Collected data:
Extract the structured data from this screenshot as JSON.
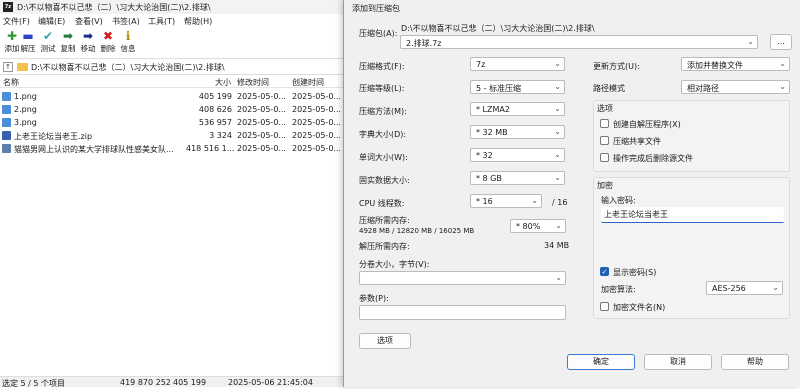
{
  "file_manager": {
    "app_icon": "7z",
    "title": "D:\\不以物喜不以己悲（二）\\习大大论治国(二)\\2.排球\\",
    "menu": [
      "文件(F)",
      "编辑(E)",
      "查看(V)",
      "书签(A)",
      "工具(T)",
      "帮助(H)"
    ],
    "toolbar": [
      {
        "label": "添加",
        "icon": "plus-icon",
        "glyph": "✚",
        "color": "#2e9e2e"
      },
      {
        "label": "解压",
        "icon": "minus-icon",
        "glyph": "▬",
        "color": "#2a44c8"
      },
      {
        "label": "测试",
        "icon": "check-icon",
        "glyph": "✔",
        "color": "#2aa6a6"
      },
      {
        "label": "复制",
        "icon": "arrow-right-icon",
        "glyph": "➡",
        "color": "#1f7a3a"
      },
      {
        "label": "移动",
        "icon": "move-arrow-icon",
        "glyph": "➡",
        "color": "#1a2a8a"
      },
      {
        "label": "删除",
        "icon": "delete-x-icon",
        "glyph": "✖",
        "color": "#d22020"
      },
      {
        "label": "信息",
        "icon": "info-icon",
        "glyph": "ℹ",
        "color": "#b08a10"
      }
    ],
    "address": "D:\\不以物喜不以己悲（二）\\习大大论治国(二)\\2.排球\\",
    "columns": {
      "name": "名称",
      "size": "大小",
      "modified": "修改时间",
      "created": "创建时间"
    },
    "files": [
      {
        "name": "1.png",
        "size": "405 199",
        "modified": "2025-05-0...",
        "created": "2025-05-0...",
        "icon": "image-file-icon",
        "color": "#4a90d9"
      },
      {
        "name": "2.png",
        "size": "408 626",
        "modified": "2025-05-0...",
        "created": "2025-05-0...",
        "icon": "image-file-icon",
        "color": "#4a90d9"
      },
      {
        "name": "3.png",
        "size": "536 957",
        "modified": "2025-05-0...",
        "created": "2025-05-0...",
        "icon": "image-file-icon",
        "color": "#4a90d9"
      },
      {
        "name": "上老王论坛当老王.zip",
        "size": "3 324",
        "modified": "2025-05-0...",
        "created": "2025-05-0...",
        "icon": "zip-file-icon",
        "color": "#3b5fb0"
      },
      {
        "name": "猫猫男网上认识的某大学排球队性感美女队...",
        "size": "418 516 1...",
        "modified": "2025-05-0...",
        "created": "2025-05-0...",
        "icon": "video-file-icon",
        "color": "#5a7fa8"
      }
    ],
    "status": {
      "selection": "选定 5 / 5 个项目",
      "total": "419 870 252",
      "selected_size": "405 199",
      "date": "2025-05-06 21:45:04"
    }
  },
  "dialog": {
    "title": "添加到压缩包",
    "archive_label": "压缩包(A):",
    "archive_path": "D:\\不以物喜不以己悲（二）\\习大大论治国(二)\\2.排球\\",
    "archive_name": "2.排球.7z",
    "browse_label": "...",
    "format_label": "压缩格式(F):",
    "format_value": "7z",
    "level_label": "压缩等级(L):",
    "level_value": "5 - 标准压缩",
    "method_label": "压缩方法(M):",
    "method_value": "* LZMA2",
    "dict_label": "字典大小(D):",
    "dict_value": "* 32 MB",
    "word_label": "单词大小(W):",
    "word_value": "* 32",
    "solid_label": "固实数据大小:",
    "solid_value": "* 8 GB",
    "threads_label": "CPU 线程数:",
    "threads_value": "* 16",
    "threads_max": "/ 16",
    "mem_label": "压缩所需内存:",
    "mem_detail": "4928 MB / 12820 MB / 16025 MB",
    "mem_percent": "* 80%",
    "decomp_label": "解压所需内存:",
    "decomp_value": "34 MB",
    "split_label": "分卷大小，字节(V):",
    "params_label": "参数(P):",
    "options_button": "选项",
    "update_label": "更新方式(U):",
    "update_value": "添加并替换文件",
    "path_label": "路径模式",
    "path_value": "相对路径",
    "options_group": "选项",
    "opt_sfx": "创建自解压程序(X)",
    "opt_shared": "压缩共享文件",
    "opt_delete": "操作完成后删除源文件",
    "encrypt_group": "加密",
    "password_label": "输入密码:",
    "password_value": "上老王论坛当老王",
    "show_password": "显示密码(S)",
    "enc_method_label": "加密算法:",
    "enc_method_value": "AES-256",
    "encrypt_names": "加密文件名(N)",
    "ok_button": "确定",
    "cancel_button": "取消",
    "help_button": "帮助"
  }
}
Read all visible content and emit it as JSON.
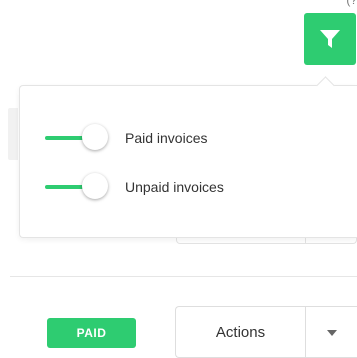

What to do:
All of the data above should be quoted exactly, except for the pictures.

Result of this task:
Extract the structured data from this screenshot as JSON.
{
  "file_manager": {
    "app_icon": "7z",
    "title": "D:\\不以物喜不以己悲（二）\\习大大论治国(二)\\2.排球\\",
    "menu": [
      "文件(F)",
      "编辑(E)",
      "查看(V)",
      "书签(A)",
      "工具(T)",
      "帮助(H)"
    ],
    "toolbar": [
      {
        "label": "添加",
        "icon": "plus-icon",
        "glyph": "✚",
        "color": "#2e9e2e"
      },
      {
        "label": "解压",
        "icon": "minus-icon",
        "glyph": "▬",
        "color": "#2a44c8"
      },
      {
        "label": "测试",
        "icon": "check-icon",
        "glyph": "✔",
        "color": "#2aa6a6"
      },
      {
        "label": "复制",
        "icon": "arrow-right-icon",
        "glyph": "➡",
        "color": "#1f7a3a"
      },
      {
        "label": "移动",
        "icon": "move-arrow-icon",
        "glyph": "➡",
        "color": "#1a2a8a"
      },
      {
        "label": "删除",
        "icon": "delete-x-icon",
        "glyph": "✖",
        "color": "#d22020"
      },
      {
        "label": "信息",
        "icon": "info-icon",
        "glyph": "ℹ",
        "color": "#b08a10"
      }
    ],
    "address": "D:\\不以物喜不以己悲（二）\\习大大论治国(二)\\2.排球\\",
    "columns": {
      "name": "名称",
      "size": "大小",
      "modified": "修改时间",
      "created": "创建时间"
    },
    "files": [
      {
        "name": "1.png",
        "size": "405 199",
        "modified": "2025-05-0...",
        "created": "2025-05-0...",
        "icon": "image-file-icon",
        "color": "#4a90d9"
      },
      {
        "name": "2.png",
        "size": "408 626",
        "modified": "2025-05-0...",
        "created": "2025-05-0...",
        "icon": "image-file-icon",
        "color": "#4a90d9"
      },
      {
        "name": "3.png",
        "size": "536 957",
        "modified": "2025-05-0...",
        "created": "2025-05-0...",
        "icon": "image-file-icon",
        "color": "#4a90d9"
      },
      {
        "name": "上老王论坛当老王.zip",
        "size": "3 324",
        "modified": "2025-05-0...",
        "created": "2025-05-0...",
        "icon": "zip-file-icon",
        "color": "#3b5fb0"
      },
      {
        "name": "猫猫男网上认识的某大学排球队性感美女队...",
        "size": "418 516 1...",
        "modified": "2025-05-0...",
        "created": "2025-05-0...",
        "icon": "video-file-icon",
        "color": "#5a7fa8"
      }
    ],
    "status": {
      "selection": "选定 5 / 5 个项目",
      "total": "419 870 252",
      "selected_size": "405 199",
      "date": "2025-05-06 21:45:04"
    }
  },
  "dialog": {
    "title": "添加到压缩包",
    "archive_label": "压缩包(A):",
    "archive_path": "D:\\不以物喜不以己悲（二）\\习大大论治国(二)\\2.排球\\",
    "archive_name": "2.排球.7z",
    "browse_label": "...",
    "format_label": "压缩格式(F):",
    "format_value": "7z",
    "level_label": "压缩等级(L):",
    "level_value": "5 - 标准压缩",
    "method_label": "压缩方法(M):",
    "method_value": "* LZMA2",
    "dict_label": "字典大小(D):",
    "dict_value": "* 32 MB",
    "word_label": "单词大小(W):",
    "word_value": "* 32",
    "solid_label": "固实数据大小:",
    "solid_value": "* 8 GB",
    "threads_label": "CPU 线程数:",
    "threads_value": "* 16",
    "threads_max": "/ 16",
    "mem_label": "压缩所需内存:",
    "mem_detail": "4928 MB / 12820 MB / 16025 MB",
    "mem_percent": "* 80%",
    "decomp_label": "解压所需内存:",
    "decomp_value": "34 MB",
    "split_label": "分卷大小，字节(V):",
    "params_label": "参数(P):",
    "options_button": "选项",
    "update_label": "更新方式(U):",
    "update_value": "添加并替换文件",
    "path_label": "路径模式",
    "path_value": "相对路径",
    "options_group": "选项",
    "opt_sfx": "创建自解压程序(X)",
    "opt_shared": "压缩共享文件",
    "opt_delete": "操作完成后删除源文件",
    "encrypt_group": "加密",
    "password_label": "输入密码:",
    "password_value": "上老王论坛当老王",
    "show_password": "显示密码(S)",
    "enc_method_label": "加密算法:",
    "enc_method_value": "AES-256",
    "encrypt_names": "加密文件名(N)",
    "ok_button": "确定",
    "cancel_button": "取消",
    "help_button": "帮助"
  }
}
Read all visible content and emit it as JSON.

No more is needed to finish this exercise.